When it comes to images of the crucifix, I think of St. Julian of Norwich, the remarkable 12th century English mystic. Her name was actually not Julian. We honestly don’t know her name; rather, she was an anchorite, a woman dedicated to prayer and relationship who locked herself up in a little room on the side of St. Julian’s Church in Norwich. From that cell, she made herself available to many, many people who were seeking meaning and hope, comfort and truth.
Lady Julian, as she is known, became very ill, having lived through a period of plague that killed about a third of the English population at the time. In her own time of great suffering, the community sent for her priest. Julian survived her illness and wrote about it—thank God, because we have her experience to learn from.
When her priest came to see her, what he did may surprise you. Imagine if Cynthia or I did this. As she tells it:
He set the cross before my face, and said: I have brought the image of your savior; look at it and take comfort from it.
She goes on to reflect how, in that reality of Christ’s own suffering, we realize God’s own connection and unity with us—and us with one another.
Here I saw, she says, a great unity between Christ and us, as I understand it; for when he was in pain we were in pain, and all creatures able to suffer pain suffered with him.

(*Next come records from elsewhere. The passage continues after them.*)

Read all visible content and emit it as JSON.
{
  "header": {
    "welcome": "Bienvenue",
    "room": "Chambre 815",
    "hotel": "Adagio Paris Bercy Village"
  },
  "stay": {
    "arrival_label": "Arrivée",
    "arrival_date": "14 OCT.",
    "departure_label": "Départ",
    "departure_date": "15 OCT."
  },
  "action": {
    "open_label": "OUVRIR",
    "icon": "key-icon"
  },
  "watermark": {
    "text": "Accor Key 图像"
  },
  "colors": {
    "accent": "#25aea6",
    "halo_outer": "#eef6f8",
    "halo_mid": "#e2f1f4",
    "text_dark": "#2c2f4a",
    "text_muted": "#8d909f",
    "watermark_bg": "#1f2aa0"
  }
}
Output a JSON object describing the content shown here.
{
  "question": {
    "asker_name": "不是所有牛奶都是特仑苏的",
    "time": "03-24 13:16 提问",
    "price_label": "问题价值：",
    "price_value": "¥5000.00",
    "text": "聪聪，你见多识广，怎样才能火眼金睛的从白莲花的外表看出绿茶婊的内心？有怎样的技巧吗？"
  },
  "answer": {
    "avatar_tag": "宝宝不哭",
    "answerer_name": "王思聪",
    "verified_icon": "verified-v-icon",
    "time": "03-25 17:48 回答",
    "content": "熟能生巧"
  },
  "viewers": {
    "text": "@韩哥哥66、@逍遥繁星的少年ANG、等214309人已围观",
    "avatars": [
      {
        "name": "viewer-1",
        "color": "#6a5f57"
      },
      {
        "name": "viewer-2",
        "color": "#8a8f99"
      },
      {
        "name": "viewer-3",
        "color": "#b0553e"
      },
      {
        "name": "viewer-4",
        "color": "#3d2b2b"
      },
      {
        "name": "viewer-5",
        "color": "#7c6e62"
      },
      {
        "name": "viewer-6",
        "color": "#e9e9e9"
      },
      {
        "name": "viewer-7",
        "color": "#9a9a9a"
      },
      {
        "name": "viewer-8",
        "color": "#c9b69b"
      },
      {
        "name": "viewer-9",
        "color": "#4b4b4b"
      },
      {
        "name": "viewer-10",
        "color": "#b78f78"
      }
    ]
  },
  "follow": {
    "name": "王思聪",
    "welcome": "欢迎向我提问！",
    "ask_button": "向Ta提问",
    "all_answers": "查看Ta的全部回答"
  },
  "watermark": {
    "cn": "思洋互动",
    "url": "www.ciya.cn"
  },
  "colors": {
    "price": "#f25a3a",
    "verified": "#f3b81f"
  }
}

Here is where we find the deepest meaning of our own existence, as we say in our Eucharistic Prayer: by Christ, and with Christ, and in Christ, in the unity of the Holy Spirit all honor and glory is yours, Almighty Father… Here is our hope and our salvation, which Lady Julian describes as intimately embodied in the persons of the Blessed Mother and Jesus:
So our Lady is our mother, in whom we are all enclosed and born of her in Christ, for she who is mother of our savior is mother of all who are saved in our savior; and our savior is our true Mother, in whom we are endlessly born and out of whom we shall never come.
Our savior is our true Mother. I’ll just leave that lying there.
Returning to the first image:
So, let us return to the first image again, the image of “Veronica”, the authentic icon of Christ, as we wonder what it means to behold the suffering of Our Lord—and our own lives. Let us wonder together how we resist looking at the suffering of the world around us, and how that, in reality, is identical with how we resist locking eyes with Christ and answering the Spirit’s call on our own lives. Because the presence of Christ is within the suffering soul of every human being—like it or not.
And let us wonder what it would be like to set the cross before our own eyes, not only during this Holy Week but each and every moment of our existence, world without end.
And let us reflect together on how we, ourselves, are called to be authentic icons, vera icons, of Christ in our day and time, how the suffering and redemptive life of Jesus leaves an indelible mark on our own souls. Perhaps we begin to understand, anew, that “being a Christian,” following Jesus, most certainly does leave a mark.
So, I’ll ask you again: When is the last time you locked eyes with the suffering Jesus?
The Rev. Dr. Stuart Higginbotham
Palm Sunday Reflection
Sunday, April 14
 Mirabai Starr, Wild Mercy: Living the Fierce and Tender Wisdom of the Women Mystics (Boulder, Colorado: Sounds True, 2019), 20.
 Julian of Norwich, Showings Classics of Western Spirituality (Mahwah, New Jersey: Paulist Press, 1978), 180.
 Ibid., 210.
Book of Common Prayer, 363.
 Showings, 292.